Rodrigo Baez is set to assume his new role as a Mexican diplomat in Sacramento, Calif., this month. “It's a big state, a big state for Mexicans,” He said, noting its significance as California's capital and the opportunity to dialog with the governor and members of the legislature about the interests of Mexicans there.

Before taking on that daunting task, Baez studied at the University of New Mexico, filling the sole 2012-2013 position in the UNM School of Law's Mexican Secretariat of Foreign Relations Visiting Scholar Program, which gives Mexican diplomats an understanding of United States law that will aid them in their diplomatic posts in the U.S. Their year at UNM also provides two internships, one in the New Mexico District Court - to give an in-depth understanding of a state-level criminal justice system; as well as a second internship at the Federal Public Defender's office - to learn how the office operates, particularly as it relates to consular functions.

“This might include interviewing Mexican-citizen defendants to help prepare their defense,” said Daniel Ortega, research professor of law and director of International Law Programs at the UNM School of Law. “It was very helpful and complete because the program included not just classroom experience, but practical law in court,” Baez said.

Baez studied law in Mexico, quickly identifying an interest in international law and diplomacy. He earned a master's in international law and then went to Leiden University in The Netherlands for a LL.M. in public international law. He got a position with the Mexican Foreign Affairs Ministry. “It was in the human rights and multilateral affairs field, but I wasn’t a diplomat yet,” Baez said. He applied for a diplomatic role and had to take many tests – language tests in English and French, Mexican history, law and international affairs. Meantime, he was selected to study at UNM. “It was my first assignment. It was an honor to be selected to participate for the year,” he said.

When he takes his new role, he will assist Mexicans with legal problems, either as they relate to the individuals' immigration status, criminal or other legal issues. “At UNM, I learned a lot about U.S. law. The professors were very good. I got to select courses based upon my future assignment,” Baez said. He took Comparative and Historical Perspectives on the Law. “We explored the differences between legal human rights and international law. I know I will use what I learned,” he said. He learned how the defense and prosecution work during a trial and the role of the judge. “The legal system in the U.S. is adversarial between the defense and the prosecution. The role of the judge is to regulate the process. In Mexico, it isn't adversarial and the judge takes an active role in the trial,” he said.

Illegal entry into the United States is a federal offense. “The Federal Public Defenders office handles lots of these cases, often for a third, fourth or fifth reentry, with additional penalties for other crimes,” Baez said, noting that defendants accept or reject the right to a consular visit.

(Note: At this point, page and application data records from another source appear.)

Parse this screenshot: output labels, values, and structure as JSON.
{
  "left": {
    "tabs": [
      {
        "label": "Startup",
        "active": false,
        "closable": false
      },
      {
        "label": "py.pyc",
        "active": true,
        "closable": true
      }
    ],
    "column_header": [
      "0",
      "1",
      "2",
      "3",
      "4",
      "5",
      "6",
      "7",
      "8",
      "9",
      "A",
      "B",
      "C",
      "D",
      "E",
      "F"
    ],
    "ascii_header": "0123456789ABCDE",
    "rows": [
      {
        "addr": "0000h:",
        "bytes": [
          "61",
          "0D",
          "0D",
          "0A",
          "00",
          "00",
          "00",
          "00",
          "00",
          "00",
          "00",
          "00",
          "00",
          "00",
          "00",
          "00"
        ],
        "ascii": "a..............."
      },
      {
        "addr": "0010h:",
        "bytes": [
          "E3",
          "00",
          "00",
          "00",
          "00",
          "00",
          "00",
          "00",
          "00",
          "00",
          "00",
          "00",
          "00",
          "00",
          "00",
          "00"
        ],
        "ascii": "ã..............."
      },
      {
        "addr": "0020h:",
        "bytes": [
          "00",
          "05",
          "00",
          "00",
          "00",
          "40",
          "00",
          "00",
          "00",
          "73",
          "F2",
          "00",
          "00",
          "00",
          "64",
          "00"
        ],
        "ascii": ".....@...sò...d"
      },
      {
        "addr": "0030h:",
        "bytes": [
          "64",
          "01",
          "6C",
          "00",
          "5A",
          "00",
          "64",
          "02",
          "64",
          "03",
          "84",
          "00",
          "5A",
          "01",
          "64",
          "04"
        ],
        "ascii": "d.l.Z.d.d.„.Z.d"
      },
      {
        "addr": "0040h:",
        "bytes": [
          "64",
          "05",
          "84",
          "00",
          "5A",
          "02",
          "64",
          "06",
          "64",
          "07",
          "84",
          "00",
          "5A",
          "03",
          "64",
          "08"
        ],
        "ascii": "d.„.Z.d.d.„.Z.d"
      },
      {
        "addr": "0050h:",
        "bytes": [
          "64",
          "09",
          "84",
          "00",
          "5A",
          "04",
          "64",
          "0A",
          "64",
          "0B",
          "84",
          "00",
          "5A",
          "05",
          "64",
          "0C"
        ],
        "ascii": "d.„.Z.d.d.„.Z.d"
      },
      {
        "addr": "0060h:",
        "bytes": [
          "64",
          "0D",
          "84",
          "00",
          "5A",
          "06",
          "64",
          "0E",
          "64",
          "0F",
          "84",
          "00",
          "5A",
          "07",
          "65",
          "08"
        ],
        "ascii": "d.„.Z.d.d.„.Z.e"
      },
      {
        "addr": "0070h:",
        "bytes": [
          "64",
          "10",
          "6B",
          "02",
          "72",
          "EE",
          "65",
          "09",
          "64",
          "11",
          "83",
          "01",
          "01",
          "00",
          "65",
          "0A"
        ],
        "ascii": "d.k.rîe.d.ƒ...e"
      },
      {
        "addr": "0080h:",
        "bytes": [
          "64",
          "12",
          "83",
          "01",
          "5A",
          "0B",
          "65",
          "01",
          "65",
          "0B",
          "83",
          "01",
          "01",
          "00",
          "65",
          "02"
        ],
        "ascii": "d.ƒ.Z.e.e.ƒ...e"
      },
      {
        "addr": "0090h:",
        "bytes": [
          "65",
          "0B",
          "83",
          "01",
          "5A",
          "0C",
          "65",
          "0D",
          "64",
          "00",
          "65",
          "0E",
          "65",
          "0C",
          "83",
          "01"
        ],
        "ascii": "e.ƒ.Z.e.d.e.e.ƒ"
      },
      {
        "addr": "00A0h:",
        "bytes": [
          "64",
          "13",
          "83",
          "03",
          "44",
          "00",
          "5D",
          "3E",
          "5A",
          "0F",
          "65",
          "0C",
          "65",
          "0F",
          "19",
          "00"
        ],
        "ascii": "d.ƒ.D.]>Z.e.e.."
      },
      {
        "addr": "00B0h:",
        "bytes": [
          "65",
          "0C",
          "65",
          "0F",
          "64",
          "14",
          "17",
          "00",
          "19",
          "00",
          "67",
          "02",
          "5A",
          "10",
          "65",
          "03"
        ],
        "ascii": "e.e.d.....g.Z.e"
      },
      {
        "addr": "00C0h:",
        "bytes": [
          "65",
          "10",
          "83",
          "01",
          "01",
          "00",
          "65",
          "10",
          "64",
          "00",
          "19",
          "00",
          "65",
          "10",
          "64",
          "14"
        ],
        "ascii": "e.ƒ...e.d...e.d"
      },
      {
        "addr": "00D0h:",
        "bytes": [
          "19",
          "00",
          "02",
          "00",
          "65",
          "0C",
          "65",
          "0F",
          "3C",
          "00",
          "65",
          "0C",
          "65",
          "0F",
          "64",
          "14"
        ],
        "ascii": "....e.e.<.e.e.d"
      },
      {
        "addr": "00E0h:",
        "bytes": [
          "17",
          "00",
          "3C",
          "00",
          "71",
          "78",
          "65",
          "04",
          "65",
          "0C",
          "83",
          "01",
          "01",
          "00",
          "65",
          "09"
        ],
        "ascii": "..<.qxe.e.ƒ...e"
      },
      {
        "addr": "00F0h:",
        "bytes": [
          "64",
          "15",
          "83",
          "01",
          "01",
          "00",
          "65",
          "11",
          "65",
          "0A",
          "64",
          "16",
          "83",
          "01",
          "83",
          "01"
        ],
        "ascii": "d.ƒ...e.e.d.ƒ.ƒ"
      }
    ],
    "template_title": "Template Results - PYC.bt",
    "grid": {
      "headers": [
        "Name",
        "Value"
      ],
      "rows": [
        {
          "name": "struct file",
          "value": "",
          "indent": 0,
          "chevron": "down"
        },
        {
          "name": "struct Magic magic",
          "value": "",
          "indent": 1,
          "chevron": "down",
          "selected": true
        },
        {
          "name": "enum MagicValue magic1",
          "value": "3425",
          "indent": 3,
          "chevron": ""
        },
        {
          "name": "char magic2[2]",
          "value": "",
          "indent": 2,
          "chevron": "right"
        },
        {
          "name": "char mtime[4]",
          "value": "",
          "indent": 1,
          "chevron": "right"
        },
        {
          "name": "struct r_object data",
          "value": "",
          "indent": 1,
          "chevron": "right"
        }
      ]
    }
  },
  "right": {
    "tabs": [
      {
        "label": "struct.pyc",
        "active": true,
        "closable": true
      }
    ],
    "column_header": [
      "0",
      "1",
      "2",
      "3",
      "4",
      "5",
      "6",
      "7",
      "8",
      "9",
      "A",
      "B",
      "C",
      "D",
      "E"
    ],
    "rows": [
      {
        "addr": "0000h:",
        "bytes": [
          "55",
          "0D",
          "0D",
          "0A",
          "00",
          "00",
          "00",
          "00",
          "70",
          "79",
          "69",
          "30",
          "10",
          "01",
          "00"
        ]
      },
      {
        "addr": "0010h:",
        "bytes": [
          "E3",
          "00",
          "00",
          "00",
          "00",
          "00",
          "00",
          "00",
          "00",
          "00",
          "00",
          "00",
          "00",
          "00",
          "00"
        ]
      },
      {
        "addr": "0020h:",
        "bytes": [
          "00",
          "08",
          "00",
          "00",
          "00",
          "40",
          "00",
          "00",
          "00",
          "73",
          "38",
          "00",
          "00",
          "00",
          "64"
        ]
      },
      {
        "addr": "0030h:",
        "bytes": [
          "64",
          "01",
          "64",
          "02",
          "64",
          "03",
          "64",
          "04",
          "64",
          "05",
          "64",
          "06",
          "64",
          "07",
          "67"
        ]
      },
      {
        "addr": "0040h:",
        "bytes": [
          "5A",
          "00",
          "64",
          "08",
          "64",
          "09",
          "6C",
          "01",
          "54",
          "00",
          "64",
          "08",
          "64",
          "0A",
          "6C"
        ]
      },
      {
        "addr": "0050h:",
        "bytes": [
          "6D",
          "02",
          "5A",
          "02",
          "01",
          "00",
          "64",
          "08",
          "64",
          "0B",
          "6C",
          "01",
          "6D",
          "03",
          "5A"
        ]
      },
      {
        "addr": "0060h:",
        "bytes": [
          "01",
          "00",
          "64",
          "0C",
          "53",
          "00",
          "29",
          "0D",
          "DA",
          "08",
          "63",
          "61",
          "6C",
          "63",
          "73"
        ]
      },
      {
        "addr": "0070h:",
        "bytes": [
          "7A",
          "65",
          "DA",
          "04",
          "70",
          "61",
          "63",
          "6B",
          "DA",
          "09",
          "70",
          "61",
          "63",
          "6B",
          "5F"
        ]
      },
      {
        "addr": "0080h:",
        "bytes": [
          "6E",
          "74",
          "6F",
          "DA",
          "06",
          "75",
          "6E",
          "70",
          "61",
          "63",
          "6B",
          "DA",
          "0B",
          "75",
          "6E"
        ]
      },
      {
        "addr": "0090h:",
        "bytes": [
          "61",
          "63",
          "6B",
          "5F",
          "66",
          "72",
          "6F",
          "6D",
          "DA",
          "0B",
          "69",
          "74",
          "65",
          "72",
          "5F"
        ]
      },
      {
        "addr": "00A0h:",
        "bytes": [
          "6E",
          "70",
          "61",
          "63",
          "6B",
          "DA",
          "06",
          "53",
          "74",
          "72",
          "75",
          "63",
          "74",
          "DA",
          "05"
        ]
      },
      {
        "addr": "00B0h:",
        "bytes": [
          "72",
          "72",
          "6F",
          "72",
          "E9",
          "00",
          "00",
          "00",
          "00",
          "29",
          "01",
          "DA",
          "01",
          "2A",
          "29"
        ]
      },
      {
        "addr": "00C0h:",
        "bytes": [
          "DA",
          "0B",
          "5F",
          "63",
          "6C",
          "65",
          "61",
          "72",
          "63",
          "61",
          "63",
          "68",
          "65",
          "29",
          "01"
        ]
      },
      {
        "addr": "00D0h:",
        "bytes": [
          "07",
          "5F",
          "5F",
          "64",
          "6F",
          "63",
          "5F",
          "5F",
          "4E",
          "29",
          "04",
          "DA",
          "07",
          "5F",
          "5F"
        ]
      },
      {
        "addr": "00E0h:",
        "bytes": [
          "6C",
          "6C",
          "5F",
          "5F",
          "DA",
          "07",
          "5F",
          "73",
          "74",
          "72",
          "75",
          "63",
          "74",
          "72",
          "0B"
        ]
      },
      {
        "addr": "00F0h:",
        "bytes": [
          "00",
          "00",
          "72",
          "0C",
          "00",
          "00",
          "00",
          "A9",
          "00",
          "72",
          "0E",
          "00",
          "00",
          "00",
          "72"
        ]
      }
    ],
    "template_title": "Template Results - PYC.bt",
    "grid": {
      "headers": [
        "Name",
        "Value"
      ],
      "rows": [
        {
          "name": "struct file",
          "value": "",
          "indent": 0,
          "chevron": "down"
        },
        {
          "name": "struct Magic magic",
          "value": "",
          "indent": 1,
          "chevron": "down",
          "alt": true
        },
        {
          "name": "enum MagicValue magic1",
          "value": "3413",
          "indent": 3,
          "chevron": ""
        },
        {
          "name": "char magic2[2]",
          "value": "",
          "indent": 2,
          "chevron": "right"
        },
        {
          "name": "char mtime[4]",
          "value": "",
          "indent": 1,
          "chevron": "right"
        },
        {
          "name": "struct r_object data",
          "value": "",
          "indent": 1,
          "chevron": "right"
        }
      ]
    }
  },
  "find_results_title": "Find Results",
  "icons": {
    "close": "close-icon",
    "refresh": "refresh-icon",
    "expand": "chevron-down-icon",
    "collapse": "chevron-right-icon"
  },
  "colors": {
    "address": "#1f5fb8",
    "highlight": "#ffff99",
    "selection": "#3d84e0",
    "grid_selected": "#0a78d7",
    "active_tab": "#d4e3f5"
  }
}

“When they accept a consular visit, we make sure that their rights are being respected, that they understand the charges against them,” he said. Other times, they learn of Mexican citizens who have been held for extended periods of time charged with hard crimes and death penalty crimes. “In some cases they haven't received assistance from the consulate because the U.S. held back that right,” Baez said.

This is in violation of international consular access agreements. “There are cases where translation services were withheld, where the defendants had mental health issues that were not recognized in court. The consulate makes sure these things don't happen. They notify family members and make sure defendants get proper identification so that when they are deported to Mexico they have paperwork needed to seek employment,” Baez said.

Each student in the UNM-ForeignAffairs Ministry program is required to write a thesis on a topic related to U.S. law or U.S./Mexico bilateral issues. Baez chose to write about the legalization of marijuana as an internal/external conflict. “The laws passed in Colorado and Washington conflict with U.S. law and international conventions on drugs that the U.S. signed and has to comply with,” he explained, adding that his conclusions are not related to the drug problem, but rather the controversy of legalization of marijuana for recreational purposes.

“The response from the U.S. government hasn't reversed this illegal use of marijuana. The Mexican president (Enrique Peña Nieto) is against legalization of marijuana,” he said.

The Mexican Secretariat of Foreign Relations visiting scholar program at UNM was established by a November 1989 agreement between the Secretaría de Relaciones Exteriores of Mexico and the school.

Rodrigo Baez, banner image above left, is congratulated by Stephen P. McCue, Federal Public Defender for the District of New Mexico.